But what about the 30-47 percent of those who did not gain and keep jobs? Some single moms ended up worse off. The deep poverty rate (the percentage of families with income less than 50 percent of the poverty line) changed little. Some victimized themselves with drug use. Others lost jobs during the great recession. 

Government cannot take the place of God. Churches and Christian groups are well placed to help the poorest materially and spiritually, as our Hope Awards regional winners do.

Welfare reform did not change some troubling cultural trends, including the growth of cohabitation rather than marriage. For those with at least a college degree, cohabitation can be emotionally scarring but not economically disastrous: About one-fourth of cohabiting couples transition to marriage each year. But in any given year, only 1 out of 10 cohabiters with less than a high-school degree makes the jump to marriage, down from 3 out of 10 in the early 1990s. Couples without legal ties often create children without engaged dads. 

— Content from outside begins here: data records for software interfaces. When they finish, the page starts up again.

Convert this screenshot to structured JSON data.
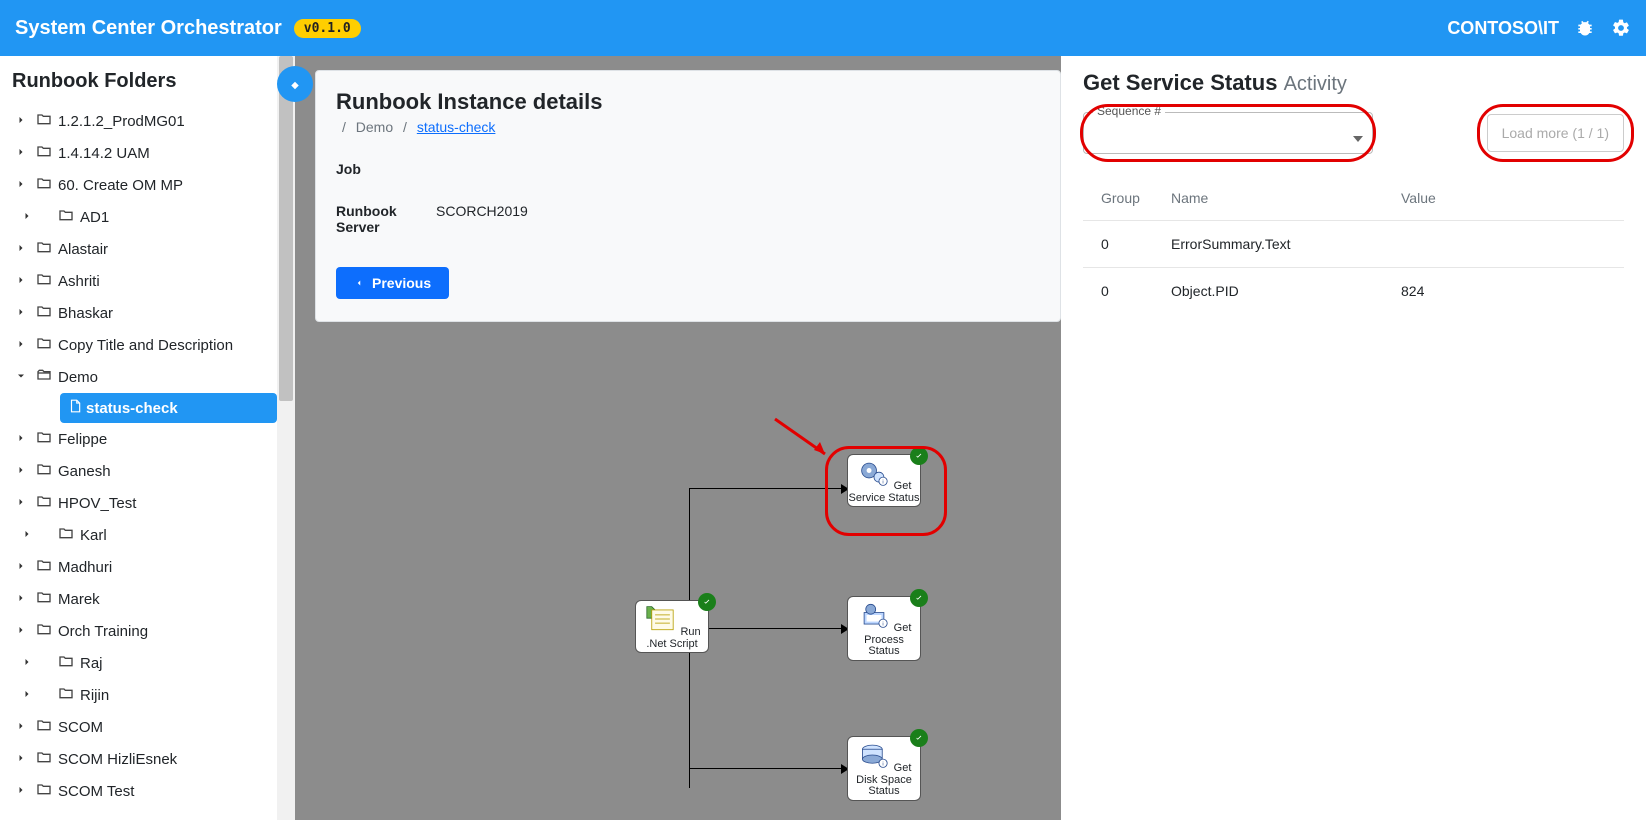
{
  "header": {
    "title": "System Center Orchestrator",
    "version": "v0.1.0",
    "user": "CONTOSO\\IT"
  },
  "sidebar": {
    "title": "Runbook Folders",
    "items": [
      {
        "label": "1.2.1.2_ProdMG01",
        "open": false
      },
      {
        "label": "1.4.14.2 UAM",
        "open": false
      },
      {
        "label": "60. Create OM MP",
        "open": false
      },
      {
        "label": "AD1",
        "open": false,
        "indent": true
      },
      {
        "label": "Alastair",
        "open": false
      },
      {
        "label": "Ashriti",
        "open": false
      },
      {
        "label": "Bhaskar",
        "open": false
      },
      {
        "label": "Copy Title and Description",
        "open": false
      },
      {
        "label": "Demo",
        "open": true,
        "children": [
          {
            "label": "status-check",
            "active": true
          }
        ]
      },
      {
        "label": "Felippe",
        "open": false
      },
      {
        "label": "Ganesh",
        "open": false
      },
      {
        "label": "HPOV_Test",
        "open": false
      },
      {
        "label": "Karl",
        "open": false,
        "indent": true
      },
      {
        "label": "Madhuri",
        "open": false
      },
      {
        "label": "Marek",
        "open": false
      },
      {
        "label": "Orch Training",
        "open": false
      },
      {
        "label": "Raj",
        "open": false,
        "indent": true
      },
      {
        "label": "Rijin",
        "open": false,
        "indent": true
      },
      {
        "label": "SCOM",
        "open": false
      },
      {
        "label": "SCOM HizliEsnek",
        "open": false
      },
      {
        "label": "SCOM Test",
        "open": false
      }
    ]
  },
  "card": {
    "heading": "Runbook Instance details",
    "crumb_parent": "Demo",
    "crumb_current": "status-check",
    "job_label": "Job",
    "server_label": "Runbook Server",
    "server_value": "SCORCH2019",
    "prev_label": "Previous"
  },
  "diagram": {
    "run_label": "Run .Net Script",
    "svc_label": "Get Service Status",
    "proc_label": "Get Process Status",
    "disk_label": "Get Disk Space Status"
  },
  "panel": {
    "title_main": "Get Service Status",
    "title_sub": "Activity",
    "seq_label": "Sequence #",
    "load_label": "Load more (1 / 1)",
    "columns": {
      "group": "Group",
      "name": "Name",
      "value": "Value"
    },
    "rows": [
      {
        "group": "0",
        "name": "ErrorSummary.Text",
        "value": ""
      },
      {
        "group": "0",
        "name": "Object.PID",
        "value": "824"
      }
    ]
  }
}
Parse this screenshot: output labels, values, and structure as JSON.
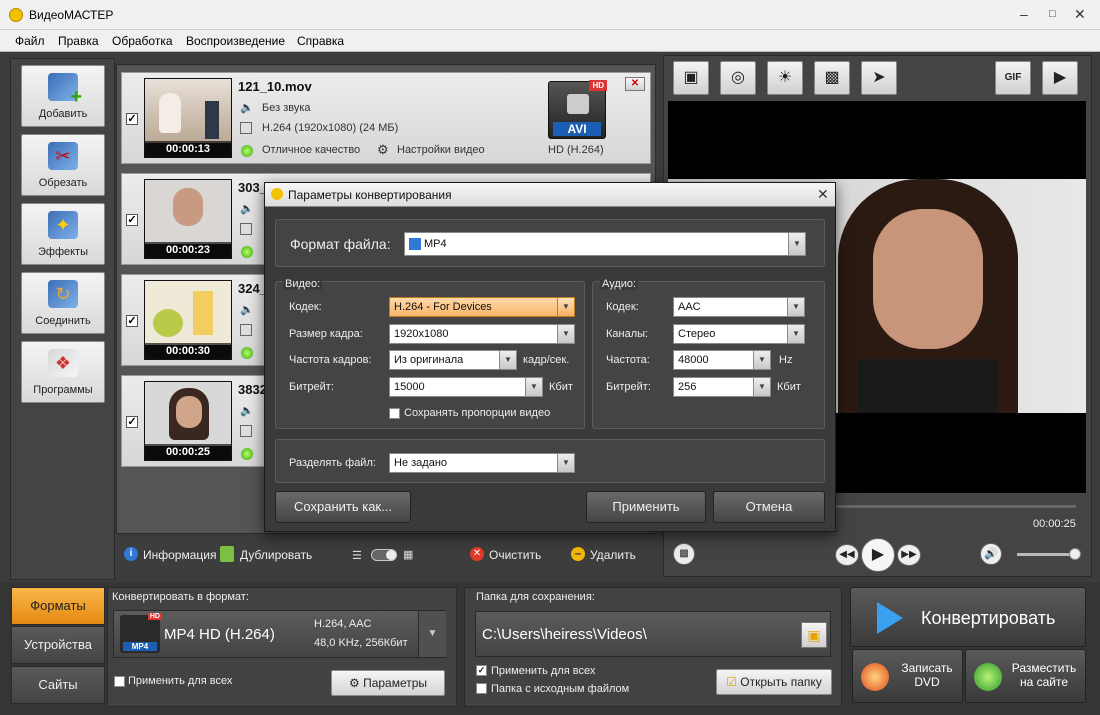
{
  "app": {
    "title": "ВидеоМАСТЕР"
  },
  "menu": [
    "Файл",
    "Правка",
    "Обработка",
    "Воспроизведение",
    "Справка"
  ],
  "sidebar": [
    {
      "label": "Добавить",
      "icon": "add-film-icon"
    },
    {
      "label": "Обрезать",
      "icon": "scissors-film-icon"
    },
    {
      "label": "Эффекты",
      "icon": "effects-wand-icon"
    },
    {
      "label": "Соединить",
      "icon": "join-film-icon"
    },
    {
      "label": "Программы",
      "icon": "programs-icon"
    }
  ],
  "files": [
    {
      "name": "121_10.mov",
      "audio": "Без звука",
      "codec": "H.264 (1920x1080) (24 МБ)",
      "quality": "Отличное качество",
      "settings": "Настройки видео",
      "duration": "00:00:13",
      "format_badge": "AVI",
      "hd_badge": "HD",
      "format_info": "HD (H.264)",
      "checked": true
    },
    {
      "name": "303_",
      "duration": "00:00:23",
      "checked": true
    },
    {
      "name": "324_",
      "duration": "00:00:30",
      "checked": true
    },
    {
      "name": "3832",
      "duration": "00:00:25",
      "checked": true
    }
  ],
  "list_toolbar": {
    "info": "Информация",
    "duplicate": "Дублировать",
    "clear": "Очистить",
    "delete": "Удалить"
  },
  "dialog": {
    "title": "Параметры конвертирования",
    "file_format_label": "Формат файла:",
    "file_format": "MP4",
    "video_section": "Видео:",
    "audio_section": "Аудио:",
    "video": {
      "codec_label": "Кодек:",
      "codec": "H.264 - For Devices",
      "frame_size_label": "Размер кадра:",
      "frame_size": "1920x1080",
      "fps_label": "Частота кадров:",
      "fps": "Из оригинала",
      "fps_unit": "кадр/сек.",
      "bitrate_label": "Битрейт:",
      "bitrate": "15000",
      "bitrate_unit": "Кбит",
      "keep_aspect": "Сохранять пропорции видео",
      "keep_aspect_checked": false
    },
    "audio": {
      "codec_label": "Кодек:",
      "codec": "AAC",
      "channels_label": "Каналы:",
      "channels": "Стерео",
      "freq_label": "Частота:",
      "freq": "48000",
      "freq_unit": "Hz",
      "bitrate_label": "Битрейт:",
      "bitrate": "256",
      "bitrate_unit": "Кбит"
    },
    "split_label": "Разделять файл:",
    "split_value": "Не задано",
    "save_as": "Сохранить как...",
    "apply": "Применить",
    "cancel": "Отмена"
  },
  "preview": {
    "time": "00:00:25",
    "volume_percent": 90,
    "seek_percent": 100
  },
  "bottom": {
    "tabs": [
      "Форматы",
      "Устройства",
      "Сайты"
    ],
    "active_tab": "Форматы",
    "convert_to_label": "Конвертировать в формат:",
    "format_name": "MP4 HD (H.264)",
    "format_icon_badge": "MP4",
    "format_hd": "HD",
    "format_spec1": "H.264, AAC",
    "format_spec2": "48,0 KHz, 256Кбит",
    "apply_all": "Применить для всех",
    "params": "Параметры",
    "save_folder_label": "Папка для сохранения:",
    "save_path": "C:\\Users\\heiress\\Videos\\",
    "apply_all2": "Применить для всех",
    "apply_all2_checked": true,
    "source_folder": "Папка с исходным файлом",
    "source_folder_checked": false,
    "open_folder": "Открыть папку",
    "convert": "Конвертировать",
    "dvd": "Записать DVD",
    "site": "Разместить на сайте"
  },
  "colors": {
    "accent_orange": "#f5a623",
    "dark_bg": "#3c3c3c"
  }
}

How we interpreted the poverty statistics depended on ideology. Conservatives emphasized the winners, those who left welfare behind. Liberals focused on the losers, poor people who became even poorer. The Christian calling is to help the losers to their feet and show them hope through Christ.

Ideology also ruled appraisal of other reforms, but two programs received general approval. The earned income tax credit made work more rewarding. The Children’s Health Insurance Program improved outcomes for poor pregnant women and children. On health, a large mortality gap remains between rich and poor middle-aged Americans, but that gap largely reflects earlier health history along with drug and alcohol use. 

Happily, the percentage of U.S. eighth graders using alcohol has fallen by 50 percent since 1996. Smoking by 12th graders has fallen by a third. Teen pregnancy and abortion rates have dropped sharply. Obesity remains a problem, as I saw recently during a visit to a Golden Corral restaurant that offered an all-you-can-eat-buffet for $15: The waistlines of many rotund customers showed their unwillingness to waste any money. But recent national surveys suggest that obesity among children 11 and younger may be falling.

Articles at the end of the Stanford report by former state-level administrators offered good suggestions for next steps. Tennessee’s Raquel Hatter stressed the need to reduce bureaucracy, simplify Temporary Assistance for Needy Families rules, eliminate fiscal cliffs where earnings increases prematurely reduce benefits, and embrace a two-generation strategy that delivers high-quality education for children and postsecondary training for parents.

Clearly, the fundamental things—strong families and schools that teach good values and make students job-ready—still apply. Nothing works like work. But Stanford savants overlooked what’s most crucial: Government cannot take the place of God. Churches and Christian groups are well placed to help the poorest materially and spiritually, as our Hope Awards regional winners do. 

Christians should not be the caboose on either the liberal or conservative train. It’s three decades since I started writing about poverty and interviewing many homeless individuals, and it’s still the same old story: Government can provide a safety net, but the Christian calling is to offer trampolines.